The Gods called the wolf to come, and when Fenrir came they showed him the strip of silk and told him that this fetter was stronger then the two he had already broken. They tried to break it, with no luck, but then told the wolf to try himself. The wolf said that he thought he wouldn't get famous for breaking such a thin fetter, but if the fetter was made with any magic it would not touch his feet. The Gods told Fenrir that he would break the fetter without any trouble. I don't like this the wolf said, sure that the Gods were playing tricks on him. If you want to put this fetter around my neck you can do so, but only if one of you puts his arm into my mouth while I try to break the fetter. No God of course wanted to lose his arm, then suddenly Tyr put his right arm into the mouth of the wolf. When the wolf tried to unfasten the fetter the fetter got stronger and stronger. Then all the Gods laughed, except Tyr because he gave his arm. When the Gods saw that the wolf had been tied they took the chain called Gelgja which was fastened to the fetter and pulled it through a slab called Gjoll and fastened the slab deep into the earth. They then took a very big stone called Thviti and put it upon Gjoll to fasten is even better. Fenrir was of course not happy, so he tried to bite them. They then put a sword into his mouth so he can't close it. His drool formed a river called Van. The wolf would lie like this to Ragnarok. It is said that Tyr will help you if - and only if - your cause is just.
This action might not be possible to undo.

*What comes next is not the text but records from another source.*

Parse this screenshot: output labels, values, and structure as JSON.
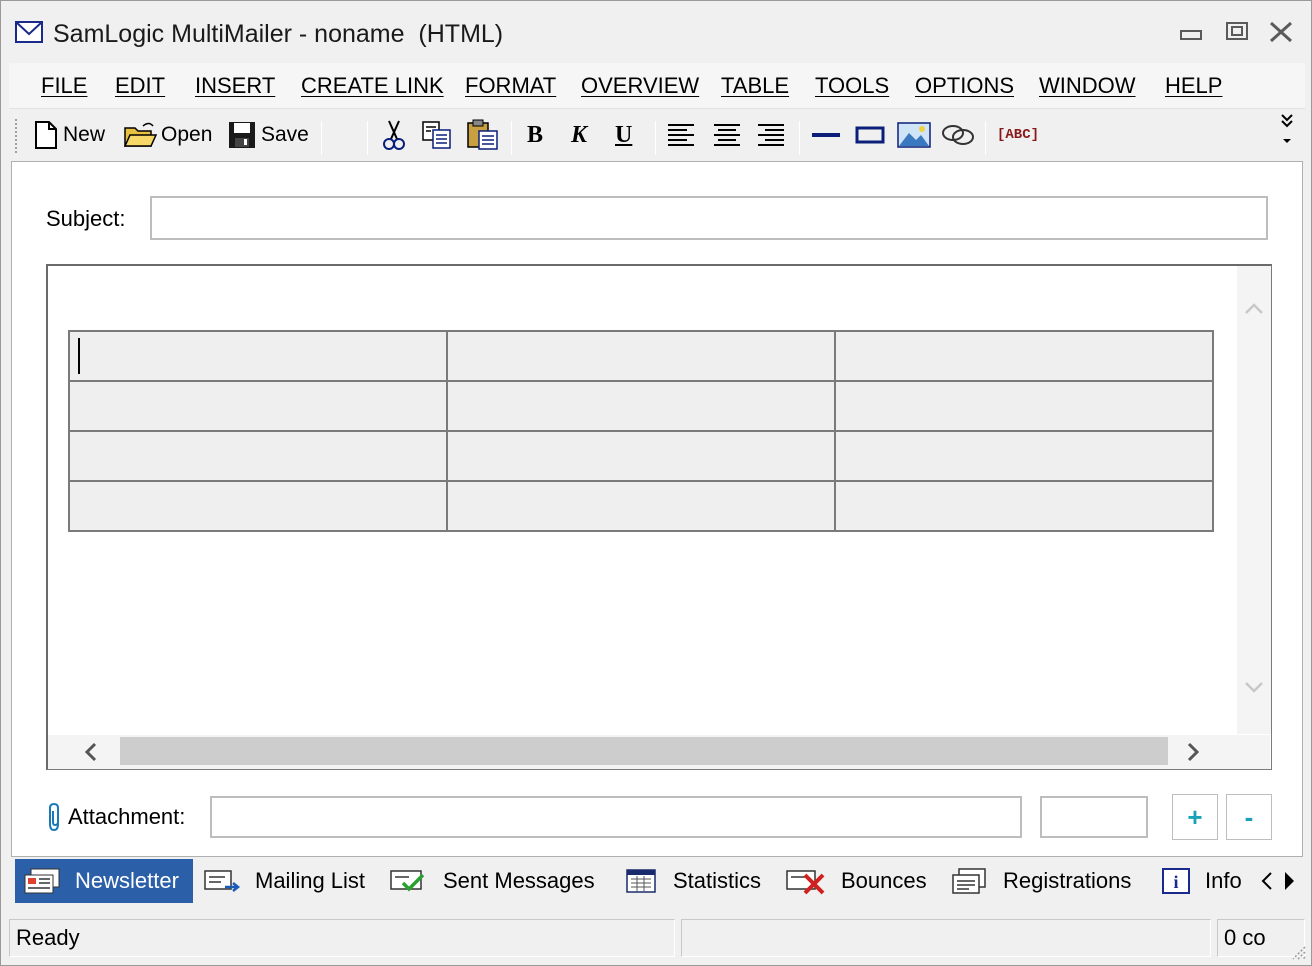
{
  "window": {
    "title": "SamLogic MultiMailer - noname  (HTML)"
  },
  "menu": {
    "items": [
      "FILE",
      "EDIT",
      "INSERT",
      "CREATE LINK",
      "FORMAT",
      "OVERVIEW",
      "TABLE",
      "TOOLS",
      "OPTIONS",
      "WINDOW",
      "HELP"
    ]
  },
  "toolbar": {
    "new_label": "New",
    "open_label": "Open",
    "save_label": "Save",
    "bold_glyph": "B",
    "italic_glyph": "K",
    "underline_glyph": "U",
    "spellcheck_glyph": "[ABC]",
    "icons": [
      "new-document-icon",
      "open-folder-icon",
      "save-disk-icon",
      "cut-scissors-icon",
      "copy-icon",
      "paste-icon",
      "bold-icon",
      "italic-icon",
      "underline-icon",
      "align-left-icon",
      "align-center-icon",
      "align-right-icon",
      "horizontal-line-icon",
      "box-icon",
      "image-icon",
      "link-icon",
      "spellcheck-icon"
    ]
  },
  "editor": {
    "subject_label": "Subject:",
    "subject_value": "",
    "table": {
      "rows": 4,
      "cols": 3
    }
  },
  "attachment": {
    "label": "Attachment:",
    "value": "",
    "size_value": "",
    "add_label": "+",
    "remove_label": "-"
  },
  "tabs": {
    "items": [
      "Newsletter",
      "Mailing List",
      "Sent Messages",
      "Statistics",
      "Bounces",
      "Registrations",
      "Info"
    ],
    "active": "Newsletter"
  },
  "status": {
    "text": "Ready",
    "middle": "",
    "count": "0 co"
  },
  "colors": {
    "active_tab": "#2b5fa8",
    "accent": "#1aa3b8",
    "navy_icon": "#0b1f7a"
  }
}
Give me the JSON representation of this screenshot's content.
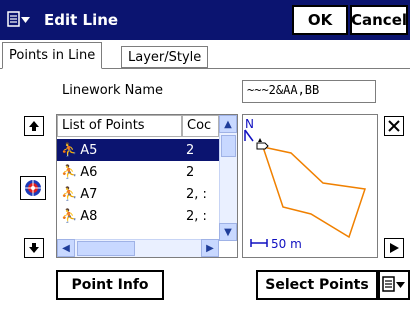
{
  "titlebar": {
    "title": "Edit Line",
    "ok_label": "OK",
    "cancel_label": "Cancel"
  },
  "tabs": [
    {
      "label": "Points in Line"
    },
    {
      "label": "Layer/Style"
    }
  ],
  "form": {
    "linework_label": "Linework Name",
    "linework_value": "~~~2&AA,BB"
  },
  "list": {
    "headers": [
      "List of Points",
      "Coc"
    ],
    "rows": [
      {
        "name": "A5",
        "code": "2",
        "selected": true
      },
      {
        "name": "A6",
        "code": "2"
      },
      {
        "name": "A7",
        "code": "2, :"
      },
      {
        "name": "A8",
        "code": "2, :"
      }
    ]
  },
  "map": {
    "north_label": "N",
    "scale_label": "50 m",
    "line_color": "#f08000"
  },
  "buttons": {
    "point_info": "Point Info",
    "select_points": "Select Points"
  },
  "colors": {
    "titlebar": "#0b1470",
    "selection": "#0b1470"
  }
}
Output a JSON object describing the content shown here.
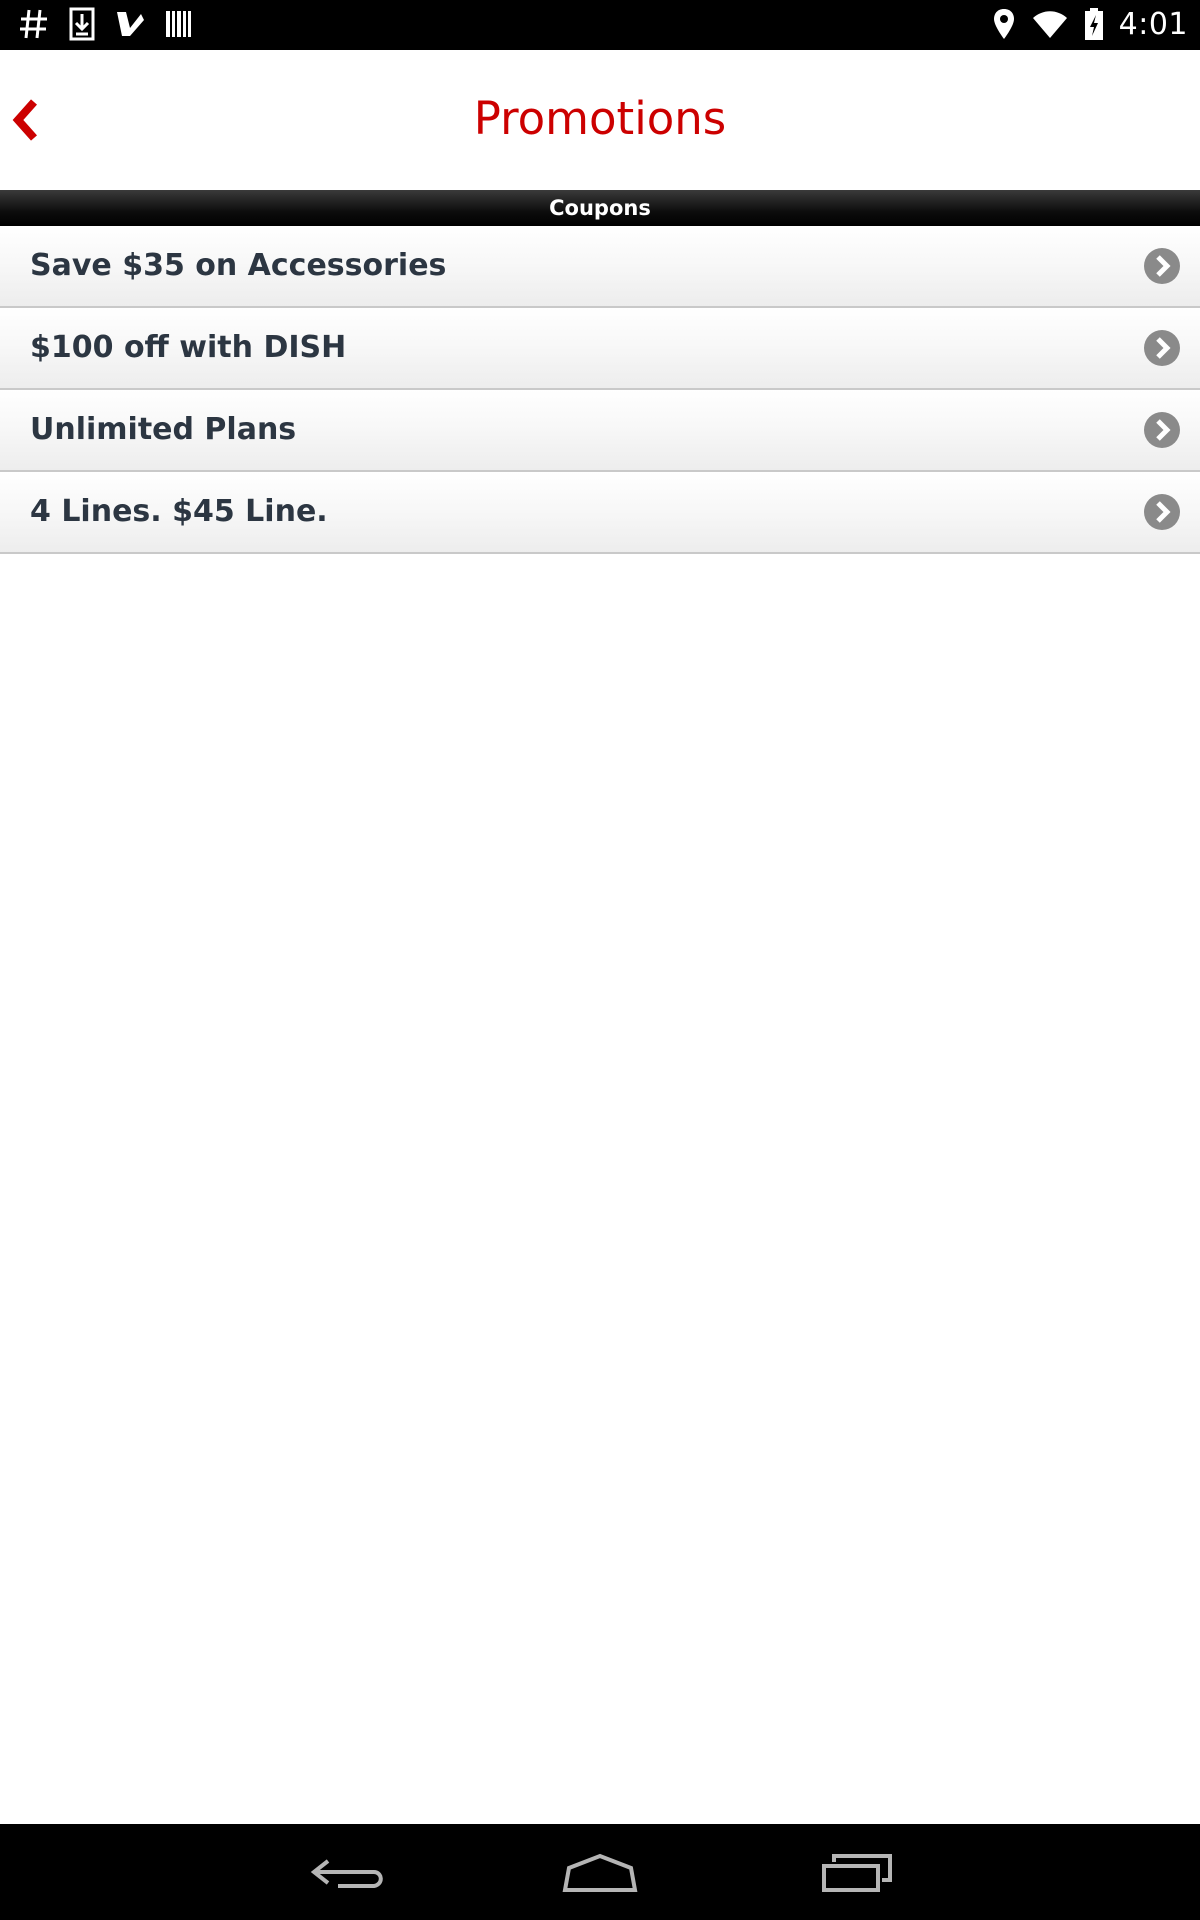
{
  "status_bar": {
    "time": "4:01",
    "icons": [
      "hash-icon",
      "download-icon",
      "checkmark-flag-icon",
      "barcode-icon",
      "location-icon",
      "wifi-icon",
      "battery-charging-icon"
    ]
  },
  "header": {
    "title": "Promotions",
    "back_icon": "chevron-left-icon"
  },
  "section": {
    "title": "Coupons"
  },
  "coupons": [
    {
      "label": "Save $35 on Accessories"
    },
    {
      "label": "$100 off with DISH"
    },
    {
      "label": "Unlimited Plans"
    },
    {
      "label": "4 Lines. $45 Line."
    }
  ],
  "nav_bar": {
    "icons": [
      "back-nav-icon",
      "home-nav-icon",
      "recents-nav-icon"
    ]
  },
  "colors": {
    "accent": "#cc0000",
    "item_text": "#2c3642",
    "chevron_circle": "#8a8a8a"
  }
}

Are you sure you want to continue?
We've moved you to where you read on your other device.
Get the full title to continue reading from where you left off, or restart the preview.